It is well admitted that NanoImprint is a powerfull next generation lithography. Nevertheless many defects may appear during a NanoImprint process. Some of them are clearly related to the stamp or polymer surface properties, or the stamp pattern symmetry breakdown. This paper will address the defectivity issue in imprint process and specially in non printed areas where resist features may appear. They are related to capillary forces between the stamp surface and the polymer. The understanding of their growth with respect to mold-polymer distance and printing process is presented. A specific stamp, with cavity depths ranging from 12-224 nm, has been designed to control the capillary bridge growth. The resulting capillary bridges were characterized as a function of the cavity depth, printing temperature, resist thickness and printing time. Results show that capillary bridge number is strongly influenced by cavity depth and in a less extent by temperature and printing time.

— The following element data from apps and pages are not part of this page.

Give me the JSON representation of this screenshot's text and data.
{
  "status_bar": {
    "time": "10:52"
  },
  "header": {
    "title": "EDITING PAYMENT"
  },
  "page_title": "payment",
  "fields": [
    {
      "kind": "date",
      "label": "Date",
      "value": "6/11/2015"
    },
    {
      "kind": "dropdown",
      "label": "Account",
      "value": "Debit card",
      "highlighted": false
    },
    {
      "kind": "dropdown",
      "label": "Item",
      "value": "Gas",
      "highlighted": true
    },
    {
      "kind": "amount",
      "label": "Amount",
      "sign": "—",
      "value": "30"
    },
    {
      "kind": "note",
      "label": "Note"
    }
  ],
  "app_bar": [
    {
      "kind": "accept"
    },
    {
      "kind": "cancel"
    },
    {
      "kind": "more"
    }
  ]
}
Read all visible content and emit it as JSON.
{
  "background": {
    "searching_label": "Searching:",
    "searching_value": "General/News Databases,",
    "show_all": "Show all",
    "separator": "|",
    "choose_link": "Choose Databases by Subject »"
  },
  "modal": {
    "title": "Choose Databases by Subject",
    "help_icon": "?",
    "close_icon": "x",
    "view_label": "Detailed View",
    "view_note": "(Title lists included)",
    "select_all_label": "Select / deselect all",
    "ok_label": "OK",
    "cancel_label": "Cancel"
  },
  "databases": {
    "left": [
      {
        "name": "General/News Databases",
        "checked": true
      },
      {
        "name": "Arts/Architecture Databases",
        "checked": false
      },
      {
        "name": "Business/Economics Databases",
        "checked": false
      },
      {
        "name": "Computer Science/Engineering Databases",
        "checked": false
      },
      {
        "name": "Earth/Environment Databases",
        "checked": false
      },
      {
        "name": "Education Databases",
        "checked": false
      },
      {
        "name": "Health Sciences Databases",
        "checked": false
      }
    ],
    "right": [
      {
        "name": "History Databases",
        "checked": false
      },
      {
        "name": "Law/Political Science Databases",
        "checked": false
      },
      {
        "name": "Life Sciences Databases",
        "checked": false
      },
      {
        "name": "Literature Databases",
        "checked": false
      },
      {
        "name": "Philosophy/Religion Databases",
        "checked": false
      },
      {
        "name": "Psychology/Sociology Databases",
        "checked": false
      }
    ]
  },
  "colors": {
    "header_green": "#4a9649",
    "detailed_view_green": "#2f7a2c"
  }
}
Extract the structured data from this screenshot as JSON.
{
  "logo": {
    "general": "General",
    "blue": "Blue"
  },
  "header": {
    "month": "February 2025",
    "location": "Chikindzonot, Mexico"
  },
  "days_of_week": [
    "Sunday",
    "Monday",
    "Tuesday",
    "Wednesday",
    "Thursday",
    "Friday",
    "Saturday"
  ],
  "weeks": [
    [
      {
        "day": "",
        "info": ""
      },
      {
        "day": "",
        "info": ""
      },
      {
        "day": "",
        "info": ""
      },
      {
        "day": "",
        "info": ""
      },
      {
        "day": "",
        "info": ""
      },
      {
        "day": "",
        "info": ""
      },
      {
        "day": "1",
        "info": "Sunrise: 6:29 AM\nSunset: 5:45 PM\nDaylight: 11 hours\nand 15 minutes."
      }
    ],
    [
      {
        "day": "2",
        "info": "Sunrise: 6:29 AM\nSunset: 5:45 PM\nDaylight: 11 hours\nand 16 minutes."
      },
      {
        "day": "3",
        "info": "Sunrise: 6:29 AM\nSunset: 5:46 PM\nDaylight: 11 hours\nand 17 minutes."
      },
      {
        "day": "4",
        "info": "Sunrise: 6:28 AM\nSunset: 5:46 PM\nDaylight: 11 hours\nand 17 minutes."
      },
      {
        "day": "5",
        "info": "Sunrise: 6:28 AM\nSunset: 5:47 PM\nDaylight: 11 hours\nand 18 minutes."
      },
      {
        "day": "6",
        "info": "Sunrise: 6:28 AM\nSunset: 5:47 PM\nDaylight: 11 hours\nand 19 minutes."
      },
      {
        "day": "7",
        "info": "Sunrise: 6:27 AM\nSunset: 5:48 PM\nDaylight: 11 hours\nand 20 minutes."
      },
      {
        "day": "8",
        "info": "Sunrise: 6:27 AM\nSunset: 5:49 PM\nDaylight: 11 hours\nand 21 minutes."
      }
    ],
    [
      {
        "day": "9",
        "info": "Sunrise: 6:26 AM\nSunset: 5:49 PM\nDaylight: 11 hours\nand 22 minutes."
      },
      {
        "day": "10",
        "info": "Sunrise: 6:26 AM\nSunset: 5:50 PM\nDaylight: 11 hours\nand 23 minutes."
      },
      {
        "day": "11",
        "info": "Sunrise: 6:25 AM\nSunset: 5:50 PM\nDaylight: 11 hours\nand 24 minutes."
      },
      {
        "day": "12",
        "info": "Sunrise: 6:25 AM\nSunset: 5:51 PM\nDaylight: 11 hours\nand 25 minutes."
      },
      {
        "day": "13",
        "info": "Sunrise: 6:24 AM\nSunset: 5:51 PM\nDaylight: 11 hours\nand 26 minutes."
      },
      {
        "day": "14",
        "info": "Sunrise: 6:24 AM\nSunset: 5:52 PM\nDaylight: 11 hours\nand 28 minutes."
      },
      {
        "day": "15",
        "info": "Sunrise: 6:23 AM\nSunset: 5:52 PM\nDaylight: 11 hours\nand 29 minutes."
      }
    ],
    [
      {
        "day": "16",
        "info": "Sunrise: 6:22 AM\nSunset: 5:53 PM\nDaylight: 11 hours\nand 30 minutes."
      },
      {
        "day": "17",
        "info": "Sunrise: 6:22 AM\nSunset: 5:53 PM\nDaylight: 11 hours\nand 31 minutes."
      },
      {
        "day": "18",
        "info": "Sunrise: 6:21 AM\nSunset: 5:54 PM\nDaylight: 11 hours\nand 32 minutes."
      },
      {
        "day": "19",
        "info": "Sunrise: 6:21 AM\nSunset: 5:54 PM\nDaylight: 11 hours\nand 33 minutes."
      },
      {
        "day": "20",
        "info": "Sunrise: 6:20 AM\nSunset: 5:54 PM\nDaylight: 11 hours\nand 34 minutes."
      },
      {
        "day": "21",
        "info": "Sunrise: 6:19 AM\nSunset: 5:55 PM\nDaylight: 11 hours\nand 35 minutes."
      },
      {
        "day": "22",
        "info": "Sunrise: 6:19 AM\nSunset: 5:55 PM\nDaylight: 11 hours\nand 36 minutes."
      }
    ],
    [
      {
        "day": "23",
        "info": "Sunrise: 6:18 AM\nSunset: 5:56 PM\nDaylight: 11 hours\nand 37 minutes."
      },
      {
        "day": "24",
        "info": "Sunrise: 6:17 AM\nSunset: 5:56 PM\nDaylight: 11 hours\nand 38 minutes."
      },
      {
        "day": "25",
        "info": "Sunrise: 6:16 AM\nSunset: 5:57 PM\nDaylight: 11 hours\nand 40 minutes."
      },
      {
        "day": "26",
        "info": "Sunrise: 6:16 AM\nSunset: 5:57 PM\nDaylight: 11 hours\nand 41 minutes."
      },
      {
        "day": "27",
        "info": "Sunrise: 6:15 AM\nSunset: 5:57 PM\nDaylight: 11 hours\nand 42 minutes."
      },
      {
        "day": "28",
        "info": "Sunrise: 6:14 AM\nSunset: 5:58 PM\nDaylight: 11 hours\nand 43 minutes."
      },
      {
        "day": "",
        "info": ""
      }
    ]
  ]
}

In-line process control in microelectronics manufacturing requires real-time and non-invasive monitoring techniques.
Among the different metrology techniques, scatterometry, based on the analysis of ellipsometric signatures (i.e stokes coefficients vs. wavelength) of the light scattered by a patterned structures, seems to be well adapted.
Traditionally, the problem of defining the shape and computing the signature is dealt with modal methods and is called direct problem. On the opposite, the inverse problem allows to find the grating shape thanks to an experimental signature acquisition, and can not be solved as easily. Different classes of algorithms have been introduced (evolutionary, simplex, etc.) to address this problem, but the method of library searching seems to be the most attractive technique for industry. This technique has many advantages that will be presented in this article, however the main limitation in real-time context comes from the short data acquisition time for
different wavelengths. Indeed, the lack of data leads to the method failure and several database patterns can match the experimental data. In this article, a technique for real time reconstruction of grating shape variation using dynamic scatterometry is presented. The different tools to realize this reconstruction, such as Modal
Method by Fourier Expansion, regularization technique and specific software and hardware architectures are then introduced. Results issued from dynamic experiments will finally illustrate this paper.
Hot embossing throughput is a key issue, which has been addressed in this paper. We show how it is possible to remove
the mold from the imprinted resist at the imprint temperature. We study reflow behavior of imprinted patterns, and
make a cooling and quenching simulation. This work can lead to design of cooling tools adapted to a given application,
and suits as well for the full wafer imprint, as well for the roll imprint.
Sub 100 nm resolution on 200 mm silicon stamp have been hot embossed into commercial Sumitomo NEB 22 resist. A single dot pattern, exposed with electron beam lithography, has been considered to define the stamp and make thus possible to point out the impact of stamp design onto the printing. Moreover, more complex shapes (triangular, elliptic, random...) with sub 200 nm resolution with and without uniform surrounding frame have been also designed. A large scale of initial resist thickness, from 56 nm to 506 nm, has been printed to assess the effect of polymer flow properties onto the stamp cavities filling and the printed defects. The impact of the pattern symmetry breakdown onto defect generation is clearly shown in this paper in the printed areas as well as in the unprinted areas.